• Material for the task:

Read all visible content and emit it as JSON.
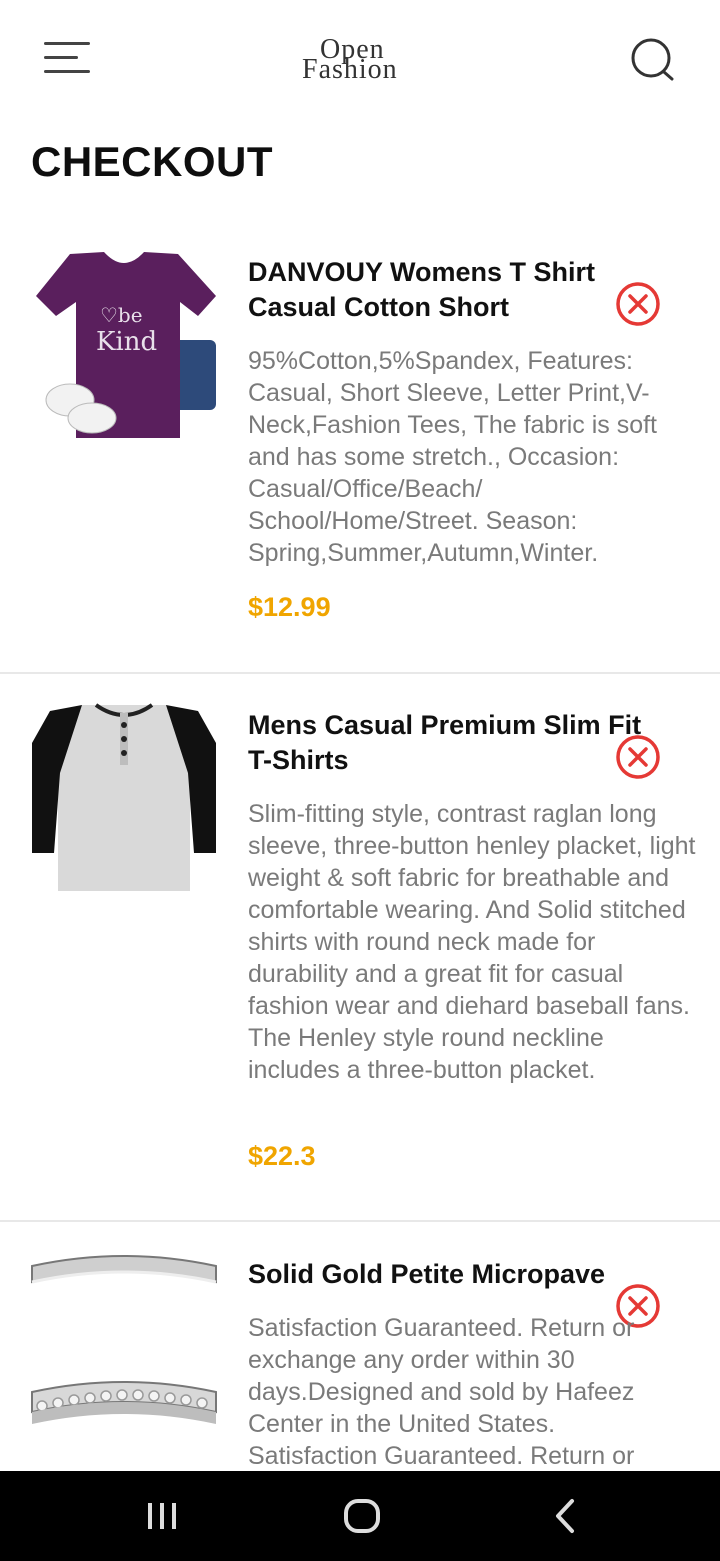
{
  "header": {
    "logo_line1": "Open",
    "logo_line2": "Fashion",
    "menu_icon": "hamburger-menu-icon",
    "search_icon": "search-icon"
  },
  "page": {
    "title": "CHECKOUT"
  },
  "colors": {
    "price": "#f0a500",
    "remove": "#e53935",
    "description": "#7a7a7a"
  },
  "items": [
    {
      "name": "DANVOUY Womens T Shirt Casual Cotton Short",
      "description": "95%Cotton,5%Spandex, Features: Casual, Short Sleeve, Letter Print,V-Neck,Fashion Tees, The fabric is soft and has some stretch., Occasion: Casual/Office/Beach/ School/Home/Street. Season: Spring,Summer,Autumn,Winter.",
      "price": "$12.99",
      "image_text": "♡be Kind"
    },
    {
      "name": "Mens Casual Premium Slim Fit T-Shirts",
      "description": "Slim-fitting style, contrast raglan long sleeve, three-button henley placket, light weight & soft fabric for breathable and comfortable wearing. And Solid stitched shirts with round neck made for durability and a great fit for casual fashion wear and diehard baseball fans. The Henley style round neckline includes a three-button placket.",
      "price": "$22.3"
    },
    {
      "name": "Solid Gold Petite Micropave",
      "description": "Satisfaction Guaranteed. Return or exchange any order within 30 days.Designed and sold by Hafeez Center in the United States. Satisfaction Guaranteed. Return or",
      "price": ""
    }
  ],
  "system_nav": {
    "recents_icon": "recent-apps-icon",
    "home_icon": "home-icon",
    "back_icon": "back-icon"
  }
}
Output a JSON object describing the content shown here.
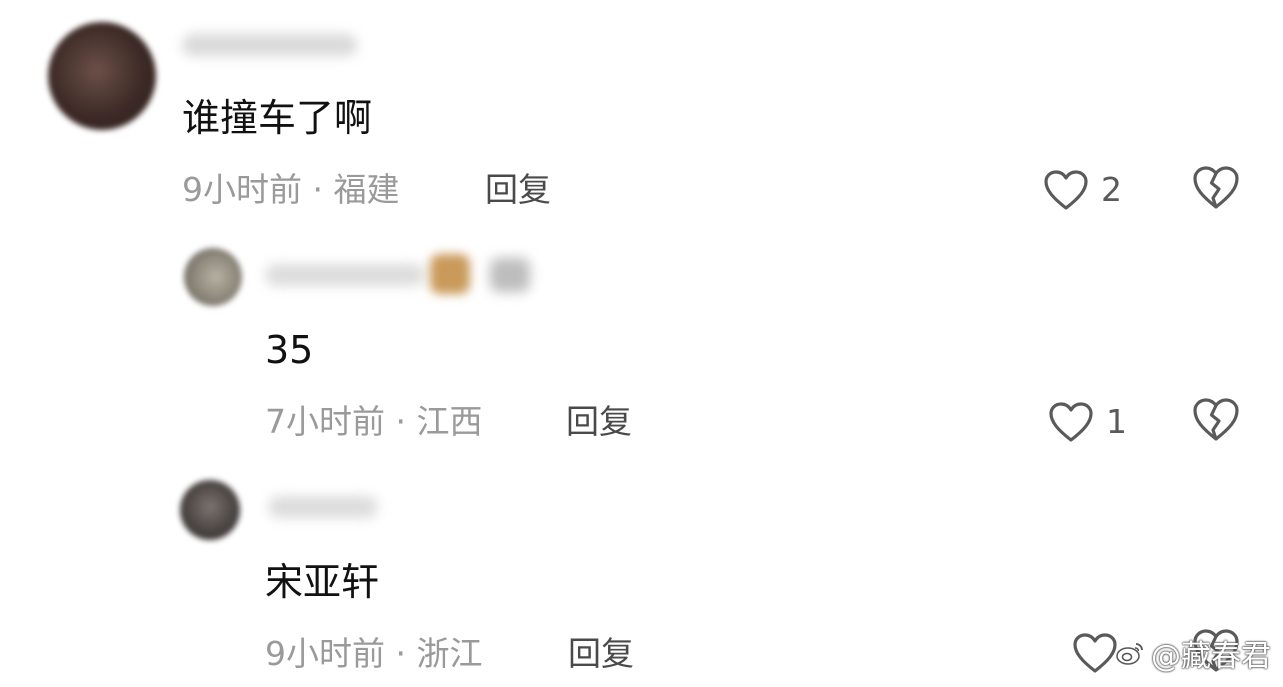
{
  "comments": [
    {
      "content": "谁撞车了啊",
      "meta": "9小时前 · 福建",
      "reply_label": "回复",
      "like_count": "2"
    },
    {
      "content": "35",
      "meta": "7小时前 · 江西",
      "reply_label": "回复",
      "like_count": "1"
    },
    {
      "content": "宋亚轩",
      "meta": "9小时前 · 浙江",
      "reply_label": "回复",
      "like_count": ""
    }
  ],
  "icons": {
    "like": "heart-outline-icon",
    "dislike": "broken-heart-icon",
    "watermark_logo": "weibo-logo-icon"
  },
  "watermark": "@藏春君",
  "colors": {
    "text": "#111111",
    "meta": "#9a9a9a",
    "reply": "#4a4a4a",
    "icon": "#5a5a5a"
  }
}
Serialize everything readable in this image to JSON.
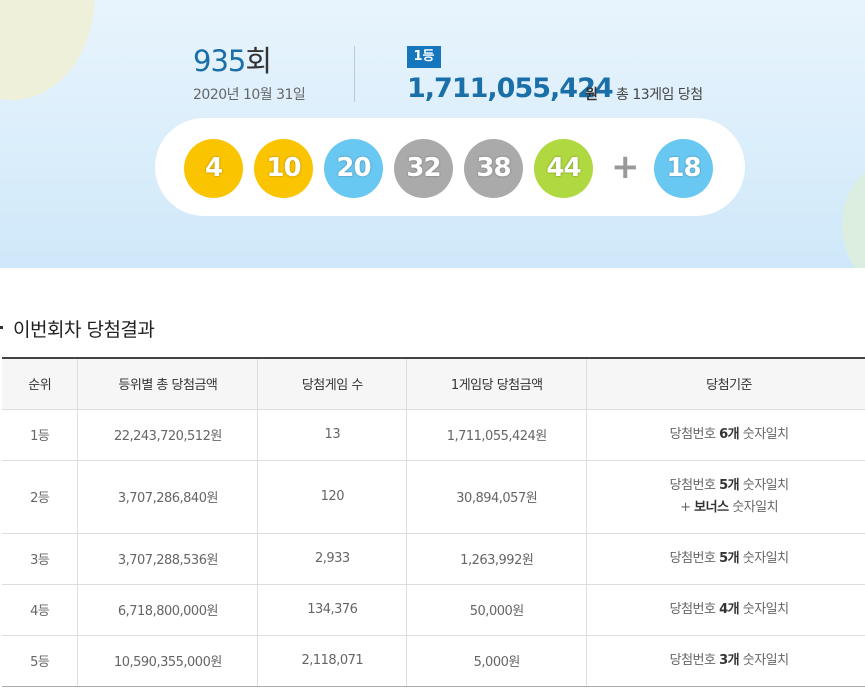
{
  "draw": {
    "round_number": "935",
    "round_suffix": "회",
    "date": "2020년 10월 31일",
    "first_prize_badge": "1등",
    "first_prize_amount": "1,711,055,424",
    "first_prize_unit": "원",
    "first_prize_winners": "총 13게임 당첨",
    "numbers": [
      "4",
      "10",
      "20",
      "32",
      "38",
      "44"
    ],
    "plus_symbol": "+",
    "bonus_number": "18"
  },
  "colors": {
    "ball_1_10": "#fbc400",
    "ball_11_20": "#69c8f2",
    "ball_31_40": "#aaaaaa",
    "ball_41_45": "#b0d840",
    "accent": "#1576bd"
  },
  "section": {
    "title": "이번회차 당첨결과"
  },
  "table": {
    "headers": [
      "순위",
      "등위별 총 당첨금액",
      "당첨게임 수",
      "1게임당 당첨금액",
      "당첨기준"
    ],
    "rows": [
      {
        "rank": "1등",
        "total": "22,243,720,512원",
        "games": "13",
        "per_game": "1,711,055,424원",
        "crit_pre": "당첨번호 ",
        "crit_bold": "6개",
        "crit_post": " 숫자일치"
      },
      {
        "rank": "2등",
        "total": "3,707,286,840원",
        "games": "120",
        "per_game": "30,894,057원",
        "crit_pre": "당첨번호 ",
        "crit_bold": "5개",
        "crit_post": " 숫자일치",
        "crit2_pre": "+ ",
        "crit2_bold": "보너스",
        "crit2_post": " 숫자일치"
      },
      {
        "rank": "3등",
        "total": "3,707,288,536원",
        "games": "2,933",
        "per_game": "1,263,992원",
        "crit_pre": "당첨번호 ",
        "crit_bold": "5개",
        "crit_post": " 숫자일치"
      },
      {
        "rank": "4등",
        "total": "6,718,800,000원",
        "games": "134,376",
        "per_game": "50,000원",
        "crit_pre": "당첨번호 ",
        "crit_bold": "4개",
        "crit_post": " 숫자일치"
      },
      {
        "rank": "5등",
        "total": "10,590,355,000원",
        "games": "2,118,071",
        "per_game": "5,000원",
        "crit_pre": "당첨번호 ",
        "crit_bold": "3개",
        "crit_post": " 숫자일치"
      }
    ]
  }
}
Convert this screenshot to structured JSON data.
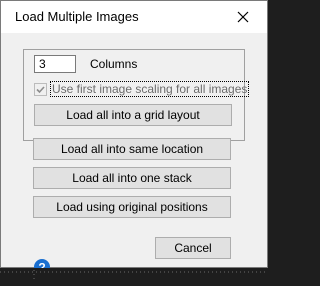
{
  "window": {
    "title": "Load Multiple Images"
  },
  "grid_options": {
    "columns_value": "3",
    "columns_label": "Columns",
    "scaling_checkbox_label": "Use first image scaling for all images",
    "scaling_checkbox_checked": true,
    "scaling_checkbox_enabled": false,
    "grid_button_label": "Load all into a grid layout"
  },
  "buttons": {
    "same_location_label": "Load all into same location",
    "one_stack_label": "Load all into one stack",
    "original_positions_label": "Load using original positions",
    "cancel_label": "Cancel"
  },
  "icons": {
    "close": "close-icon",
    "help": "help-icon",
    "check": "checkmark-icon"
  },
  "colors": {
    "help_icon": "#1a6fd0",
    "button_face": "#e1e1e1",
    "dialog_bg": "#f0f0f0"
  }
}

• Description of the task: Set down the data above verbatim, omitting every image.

• Answer:
Read all visible content and emit it as JSON.
{
  "header": {
    "logo_line1": "Open",
    "logo_line2": "Fashion",
    "menu_icon": "hamburger-menu-icon",
    "search_icon": "search-icon"
  },
  "page": {
    "title": "CHECKOUT"
  },
  "colors": {
    "price": "#f0a500",
    "remove": "#e53935",
    "description": "#7a7a7a"
  },
  "items": [
    {
      "name": "DANVOUY Womens T Shirt Casual Cotton Short",
      "description": "95%Cotton,5%Spandex, Features: Casual, Short Sleeve, Letter Print,V-Neck,Fashion Tees, The fabric is soft and has some stretch., Occasion: Casual/Office/Beach/ School/Home/Street. Season: Spring,Summer,Autumn,Winter.",
      "price": "$12.99",
      "image_text": "♡be Kind"
    },
    {
      "name": "Mens Casual Premium Slim Fit T-Shirts",
      "description": "Slim-fitting style, contrast raglan long sleeve, three-button henley placket, light weight & soft fabric for breathable and comfortable wearing. And Solid stitched shirts with round neck made for durability and a great fit for casual fashion wear and diehard baseball fans. The Henley style round neckline includes a three-button placket.",
      "price": "$22.3"
    },
    {
      "name": "Solid Gold Petite Micropave",
      "description": "Satisfaction Guaranteed. Return or exchange any order within 30 days.Designed and sold by Hafeez Center in the United States. Satisfaction Guaranteed. Return or",
      "price": ""
    }
  ],
  "system_nav": {
    "recents_icon": "recent-apps-icon",
    "home_icon": "home-icon",
    "back_icon": "back-icon"
  }
}
Output a JSON object describing the content shown here.
{
  "comments": [
    {
      "content": "谁撞车了啊",
      "meta": "9小时前 · 福建",
      "reply_label": "回复",
      "like_count": "2"
    },
    {
      "content": "35",
      "meta": "7小时前 · 江西",
      "reply_label": "回复",
      "like_count": "1"
    },
    {
      "content": "宋亚轩",
      "meta": "9小时前 · 浙江",
      "reply_label": "回复",
      "like_count": ""
    }
  ],
  "icons": {
    "like": "heart-outline-icon",
    "dislike": "broken-heart-icon",
    "watermark_logo": "weibo-logo-icon"
  },
  "watermark": "@藏春君",
  "colors": {
    "text": "#111111",
    "meta": "#9a9a9a",
    "reply": "#4a4a4a",
    "icon": "#5a5a5a"
  }
}
Serialize everything readable in this image to JSON.
{
  "draw": {
    "round_number": "935",
    "round_suffix": "회",
    "date": "2020년 10월 31일",
    "first_prize_badge": "1등",
    "first_prize_amount": "1,711,055,424",
    "first_prize_unit": "원",
    "first_prize_winners": "총 13게임 당첨",
    "numbers": [
      "4",
      "10",
      "20",
      "32",
      "38",
      "44"
    ],
    "plus_symbol": "+",
    "bonus_number": "18"
  },
  "colors": {
    "ball_1_10": "#fbc400",
    "ball_11_20": "#69c8f2",
    "ball_31_40": "#aaaaaa",
    "ball_41_45": "#b0d840",
    "accent": "#1576bd"
  },
  "section": {
    "title": "이번회차 당첨결과"
  },
  "table": {
    "headers": [
      "순위",
      "등위별 총 당첨금액",
      "당첨게임 수",
      "1게임당 당첨금액",
      "당첨기준"
    ],
    "rows": [
      {
        "rank": "1등",
        "total": "22,243,720,512원",
        "games": "13",
        "per_game": "1,711,055,424원",
        "crit_pre": "당첨번호 ",
        "crit_bold": "6개",
        "crit_post": " 숫자일치"
      },
      {
        "rank": "2등",
        "total": "3,707,286,840원",
        "games": "120",
        "per_game": "30,894,057원",
        "crit_pre": "당첨번호 ",
        "crit_bold": "5개",
        "crit_post": " 숫자일치",
        "crit2_pre": "+ ",
        "crit2_bold": "보너스",
        "crit2_post": " 숫자일치"
      },
      {
        "rank": "3등",
        "total": "3,707,288,536원",
        "games": "2,933",
        "per_game": "1,263,992원",
        "crit_pre": "당첨번호 ",
        "crit_bold": "5개",
        "crit_post": " 숫자일치"
      },
      {
        "rank": "4등",
        "total": "6,718,800,000원",
        "games": "134,376",
        "per_game": "50,000원",
        "crit_pre": "당첨번호 ",
        "crit_bold": "4개",
        "crit_post": " 숫자일치"
      },
      {
        "rank": "5등",
        "total": "10,590,355,000원",
        "games": "2,118,071",
        "per_game": "5,000원",
        "crit_pre": "당첨번호 ",
        "crit_bold": "3개",
        "crit_post": " 숫자일치"
      }
    ]
  }
}
Convert this screenshot to structured JSON data.
{
  "window": {
    "title": "Load Multiple Images"
  },
  "grid_options": {
    "columns_value": "3",
    "columns_label": "Columns",
    "scaling_checkbox_label": "Use first image scaling for all images",
    "scaling_checkbox_checked": true,
    "scaling_checkbox_enabled": false,
    "grid_button_label": "Load all into a grid layout"
  },
  "buttons": {
    "same_location_label": "Load all into same location",
    "one_stack_label": "Load all into one stack",
    "original_positions_label": "Load using original positions",
    "cancel_label": "Cancel"
  },
  "icons": {
    "close": "close-icon",
    "help": "help-icon",
    "check": "checkmark-icon"
  },
  "colors": {
    "help_icon": "#1a6fd0",
    "button_face": "#e1e1e1",
    "dialog_bg": "#f0f0f0"
  }
}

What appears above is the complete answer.